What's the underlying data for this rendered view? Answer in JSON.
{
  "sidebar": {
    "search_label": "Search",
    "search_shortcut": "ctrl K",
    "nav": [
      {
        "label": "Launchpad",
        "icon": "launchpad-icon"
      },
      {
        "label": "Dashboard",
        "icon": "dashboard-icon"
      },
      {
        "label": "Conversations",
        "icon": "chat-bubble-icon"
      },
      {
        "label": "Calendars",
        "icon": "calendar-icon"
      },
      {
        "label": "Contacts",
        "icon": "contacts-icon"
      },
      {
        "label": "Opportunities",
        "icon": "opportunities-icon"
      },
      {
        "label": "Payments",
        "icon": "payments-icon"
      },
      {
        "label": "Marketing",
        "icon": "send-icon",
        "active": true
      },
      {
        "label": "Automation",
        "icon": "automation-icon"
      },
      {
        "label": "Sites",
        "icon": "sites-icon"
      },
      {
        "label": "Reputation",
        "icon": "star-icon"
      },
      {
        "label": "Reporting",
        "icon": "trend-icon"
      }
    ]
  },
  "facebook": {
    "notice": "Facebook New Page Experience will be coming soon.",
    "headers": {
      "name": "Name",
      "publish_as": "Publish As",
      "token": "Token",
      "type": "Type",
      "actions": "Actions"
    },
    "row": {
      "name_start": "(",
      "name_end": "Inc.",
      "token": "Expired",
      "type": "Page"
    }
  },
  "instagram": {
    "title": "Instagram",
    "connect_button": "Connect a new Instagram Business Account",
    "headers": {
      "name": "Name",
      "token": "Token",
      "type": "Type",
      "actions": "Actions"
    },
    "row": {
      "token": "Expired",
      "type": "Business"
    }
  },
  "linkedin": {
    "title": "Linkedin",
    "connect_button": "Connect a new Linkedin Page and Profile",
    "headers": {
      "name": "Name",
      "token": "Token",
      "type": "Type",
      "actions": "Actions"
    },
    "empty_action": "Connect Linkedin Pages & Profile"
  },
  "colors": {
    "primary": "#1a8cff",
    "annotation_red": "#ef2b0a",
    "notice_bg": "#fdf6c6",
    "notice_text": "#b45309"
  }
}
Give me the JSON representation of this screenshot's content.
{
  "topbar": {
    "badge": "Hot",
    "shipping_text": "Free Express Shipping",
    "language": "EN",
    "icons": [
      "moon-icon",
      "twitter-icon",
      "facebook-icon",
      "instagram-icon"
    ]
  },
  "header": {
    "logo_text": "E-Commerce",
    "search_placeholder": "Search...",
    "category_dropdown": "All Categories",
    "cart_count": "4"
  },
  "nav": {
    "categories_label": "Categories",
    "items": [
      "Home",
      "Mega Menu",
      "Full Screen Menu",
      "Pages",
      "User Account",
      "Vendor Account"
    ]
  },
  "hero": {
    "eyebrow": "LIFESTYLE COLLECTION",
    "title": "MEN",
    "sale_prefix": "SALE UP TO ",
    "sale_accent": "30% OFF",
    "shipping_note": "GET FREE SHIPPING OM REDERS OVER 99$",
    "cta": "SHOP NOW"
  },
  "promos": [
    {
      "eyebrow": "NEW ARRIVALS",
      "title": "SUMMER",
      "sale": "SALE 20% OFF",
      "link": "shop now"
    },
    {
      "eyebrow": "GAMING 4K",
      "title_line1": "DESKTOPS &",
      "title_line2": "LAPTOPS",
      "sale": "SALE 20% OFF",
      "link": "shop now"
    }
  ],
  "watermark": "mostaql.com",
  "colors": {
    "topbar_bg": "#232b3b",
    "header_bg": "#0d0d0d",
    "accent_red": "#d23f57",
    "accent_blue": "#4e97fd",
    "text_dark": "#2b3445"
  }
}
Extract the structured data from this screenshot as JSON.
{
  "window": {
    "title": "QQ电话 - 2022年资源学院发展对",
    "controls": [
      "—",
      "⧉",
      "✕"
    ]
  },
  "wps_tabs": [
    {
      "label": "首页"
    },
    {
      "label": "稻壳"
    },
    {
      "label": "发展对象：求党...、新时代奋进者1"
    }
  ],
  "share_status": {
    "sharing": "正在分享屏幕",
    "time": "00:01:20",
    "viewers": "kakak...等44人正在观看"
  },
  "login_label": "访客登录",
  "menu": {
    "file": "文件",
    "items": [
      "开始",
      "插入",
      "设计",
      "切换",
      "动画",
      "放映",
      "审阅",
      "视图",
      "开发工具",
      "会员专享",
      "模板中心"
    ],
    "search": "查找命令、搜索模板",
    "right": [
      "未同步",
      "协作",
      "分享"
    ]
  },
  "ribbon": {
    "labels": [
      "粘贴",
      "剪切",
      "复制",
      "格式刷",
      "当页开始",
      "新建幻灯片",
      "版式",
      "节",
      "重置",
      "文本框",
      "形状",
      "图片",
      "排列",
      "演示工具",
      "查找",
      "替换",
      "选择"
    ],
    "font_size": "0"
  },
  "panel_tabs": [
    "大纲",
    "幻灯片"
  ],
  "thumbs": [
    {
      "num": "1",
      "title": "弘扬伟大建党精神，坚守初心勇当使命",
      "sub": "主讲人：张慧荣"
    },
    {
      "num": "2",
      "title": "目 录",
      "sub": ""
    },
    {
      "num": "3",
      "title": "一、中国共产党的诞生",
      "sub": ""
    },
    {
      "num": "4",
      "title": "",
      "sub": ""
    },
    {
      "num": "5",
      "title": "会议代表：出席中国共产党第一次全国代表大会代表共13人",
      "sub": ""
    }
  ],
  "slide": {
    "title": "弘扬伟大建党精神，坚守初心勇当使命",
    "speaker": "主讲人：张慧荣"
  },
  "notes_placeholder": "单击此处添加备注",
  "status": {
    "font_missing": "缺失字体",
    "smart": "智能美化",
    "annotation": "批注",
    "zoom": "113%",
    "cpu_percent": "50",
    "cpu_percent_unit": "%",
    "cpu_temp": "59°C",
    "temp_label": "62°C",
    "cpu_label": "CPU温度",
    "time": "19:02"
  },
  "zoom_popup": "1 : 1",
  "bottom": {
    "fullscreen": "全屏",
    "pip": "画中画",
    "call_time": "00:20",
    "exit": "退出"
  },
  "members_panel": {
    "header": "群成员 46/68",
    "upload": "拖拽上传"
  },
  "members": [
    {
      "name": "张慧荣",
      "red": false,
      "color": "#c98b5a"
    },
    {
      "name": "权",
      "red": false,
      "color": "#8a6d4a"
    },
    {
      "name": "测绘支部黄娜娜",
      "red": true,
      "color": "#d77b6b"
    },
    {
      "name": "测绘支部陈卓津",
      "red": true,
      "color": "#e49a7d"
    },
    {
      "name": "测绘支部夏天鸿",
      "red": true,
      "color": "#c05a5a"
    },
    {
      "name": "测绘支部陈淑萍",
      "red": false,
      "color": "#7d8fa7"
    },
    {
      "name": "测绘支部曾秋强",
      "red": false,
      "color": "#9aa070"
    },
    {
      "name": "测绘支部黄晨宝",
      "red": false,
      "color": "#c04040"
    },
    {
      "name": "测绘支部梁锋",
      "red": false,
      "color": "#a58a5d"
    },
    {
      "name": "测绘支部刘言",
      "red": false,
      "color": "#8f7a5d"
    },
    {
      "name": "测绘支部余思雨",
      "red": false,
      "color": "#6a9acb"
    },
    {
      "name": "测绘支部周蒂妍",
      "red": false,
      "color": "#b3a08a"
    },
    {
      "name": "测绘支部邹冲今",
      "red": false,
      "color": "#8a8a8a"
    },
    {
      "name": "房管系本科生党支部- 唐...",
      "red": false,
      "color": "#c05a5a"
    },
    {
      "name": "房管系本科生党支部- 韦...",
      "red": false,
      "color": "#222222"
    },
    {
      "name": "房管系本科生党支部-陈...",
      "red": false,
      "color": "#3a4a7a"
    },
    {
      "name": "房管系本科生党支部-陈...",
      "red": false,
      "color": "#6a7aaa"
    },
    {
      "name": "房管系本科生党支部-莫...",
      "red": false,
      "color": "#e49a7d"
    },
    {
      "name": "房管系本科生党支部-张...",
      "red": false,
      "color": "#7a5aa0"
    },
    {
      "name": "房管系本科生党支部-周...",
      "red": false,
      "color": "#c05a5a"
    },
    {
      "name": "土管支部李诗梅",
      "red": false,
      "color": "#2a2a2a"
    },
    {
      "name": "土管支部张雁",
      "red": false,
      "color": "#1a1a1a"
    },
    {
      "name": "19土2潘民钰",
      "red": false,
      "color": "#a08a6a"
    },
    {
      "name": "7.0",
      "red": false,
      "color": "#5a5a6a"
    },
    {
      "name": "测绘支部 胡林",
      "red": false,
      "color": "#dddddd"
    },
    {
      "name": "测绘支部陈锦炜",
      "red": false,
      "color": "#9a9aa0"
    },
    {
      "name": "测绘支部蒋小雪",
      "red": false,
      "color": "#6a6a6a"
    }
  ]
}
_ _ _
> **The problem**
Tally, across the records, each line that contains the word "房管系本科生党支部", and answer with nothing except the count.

> **Response**
7